So next, we're going to talk about carabiners and quickdraws. Unlike rope, sometimes it can be hard to determine whether a piece of hardware is out of commission or not climbable anymore, but let's start with the obvious. So first, you should look out for any obvious cracks or chips in the carabiner. That will probably signal that it's not safe to climb on the biner any longer, although sometimes little dings and signs of wear and tear will occur. Just like a rope, it's always safe to inspect them for any serious damage after each climb. 

So the next thing you should look out for is if the gate can open and close properly. If anything hinders its function from opening and closing as it should, then it's definitely time to retire the carabiner. The same goes for locking carabiners. If the locking mechanism on it can't function as it should, then consider retiring the biner. 

So the next thing to look out for are the dog bones, or the webbing that connects the two carabiners on a quickdraw. Look out for things like general pops in the stitching or just fraying of the webbing, much like you would in a harness or a rope. It's always good to keep track of any time you drop the carabiner because although it might not be visible on the surface, these drops can cause microcracks or things that might hurt the integrity of the carabiner. 

So next, we're going to talk about harnesses. And much like a rope, you want to inspect your harness frequently and check for any things like rips or tears or fraying in the general construction of the harness. Most importantly, you should look at the belay loop and check for any pops in the stitching since that's the most crucial part of the harness. And it's always good to inspect the waist belt and the leg loops for any changes in the construction, like any big holes or tears like I mentioned before. 

And lastly, you'll want to check for the buckles, and if they show a show any signs of cracks or bends in the buckles or any sign that they're probably not safe to use, then the harness as a whole should be retired. 

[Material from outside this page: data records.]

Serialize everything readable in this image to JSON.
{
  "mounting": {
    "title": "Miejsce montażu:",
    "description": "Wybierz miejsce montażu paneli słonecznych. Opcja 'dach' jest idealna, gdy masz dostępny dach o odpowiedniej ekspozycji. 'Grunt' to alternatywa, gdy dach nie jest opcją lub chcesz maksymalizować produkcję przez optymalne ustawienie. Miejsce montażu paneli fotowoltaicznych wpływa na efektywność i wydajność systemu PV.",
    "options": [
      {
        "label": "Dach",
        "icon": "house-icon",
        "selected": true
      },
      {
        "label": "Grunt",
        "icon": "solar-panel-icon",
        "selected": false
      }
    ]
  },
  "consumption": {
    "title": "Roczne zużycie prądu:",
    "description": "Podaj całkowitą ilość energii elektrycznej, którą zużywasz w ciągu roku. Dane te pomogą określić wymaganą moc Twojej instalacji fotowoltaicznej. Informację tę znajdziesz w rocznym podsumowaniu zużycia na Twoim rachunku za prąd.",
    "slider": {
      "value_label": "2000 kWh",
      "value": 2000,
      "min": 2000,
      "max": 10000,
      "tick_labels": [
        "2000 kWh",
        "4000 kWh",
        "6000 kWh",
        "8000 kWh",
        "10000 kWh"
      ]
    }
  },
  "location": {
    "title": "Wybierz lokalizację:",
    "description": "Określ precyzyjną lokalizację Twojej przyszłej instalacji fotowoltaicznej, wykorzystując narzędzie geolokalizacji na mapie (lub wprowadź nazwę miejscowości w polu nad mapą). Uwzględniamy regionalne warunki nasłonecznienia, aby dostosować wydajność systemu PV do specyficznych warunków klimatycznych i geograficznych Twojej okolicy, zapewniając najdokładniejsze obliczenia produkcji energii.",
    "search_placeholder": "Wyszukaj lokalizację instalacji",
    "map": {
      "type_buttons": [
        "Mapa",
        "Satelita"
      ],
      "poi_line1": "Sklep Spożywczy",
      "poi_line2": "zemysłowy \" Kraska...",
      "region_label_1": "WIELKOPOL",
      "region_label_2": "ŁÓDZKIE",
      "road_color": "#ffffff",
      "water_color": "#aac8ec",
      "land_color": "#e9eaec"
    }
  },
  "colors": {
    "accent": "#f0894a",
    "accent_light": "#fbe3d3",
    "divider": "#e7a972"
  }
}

So next, we're going to talk about helmets. And like a lot of hardware, helmets will generally have a longer lifespan than fabric, like ropes and harnesses. But it's always good to consider retiring your helmet after any big impact on the wall, any severe rock fall. Basically, if you see any huge dents or deformities to the shape of the helmet, it's time to retire it. 

Like a lot of climbing gear, helmets will just populate with a lot of dings and scratches. Generally, it's still safe to climb in your helmet after you see all these marks. But like I mentioned, anything that alters the integrity of the helmet is a sign that you should retire it. 

So next, we're going to talk about climbing shoes, and unlike a lot of the gear on this list, climbing shoes are probably not the most crucial to your safety, as would a harness or a rope would be. But it's still important to inspect them, to keep fresh and updated. The first and probably most important thing to look out for is the rubber tread or the sole on your climbing shoe. Oftentimes, new climbing shoes will have a sharper edge, and they'll feel really grippy. But over time, the edge will round, and the rubber will feel smooth and soft and won't allow your feet to stick on the rock or the holds of the wall. 

I will say that this is very performance-based. So if you feel like you're not getting the best performance out of your shoe, and you're not sticking those holds as much as you'd like, then you can consider resoling your shoes. Another good thing is that, like I mentioned, you don't have to replace your climbing shoe a lot of the time because you can send these in and get them resoled, which means they'll replace the rubber on the bottom without having to just buy a brand new pair of shoes. 

So as you can tell, checking to see whether your gear needs to be retired is complicated and is not an exact science. A lot of the times you'll be eyeballing your gear going with your gut. So if you're unsure, I would encourage you to just check with your more experienced climbing friends. So those are the basics of when to know it's time to retire your climbing gear. Thanks for watching, and we'll see you next time. 

Sup. Next, we're going to talk about-- [LAUGHS]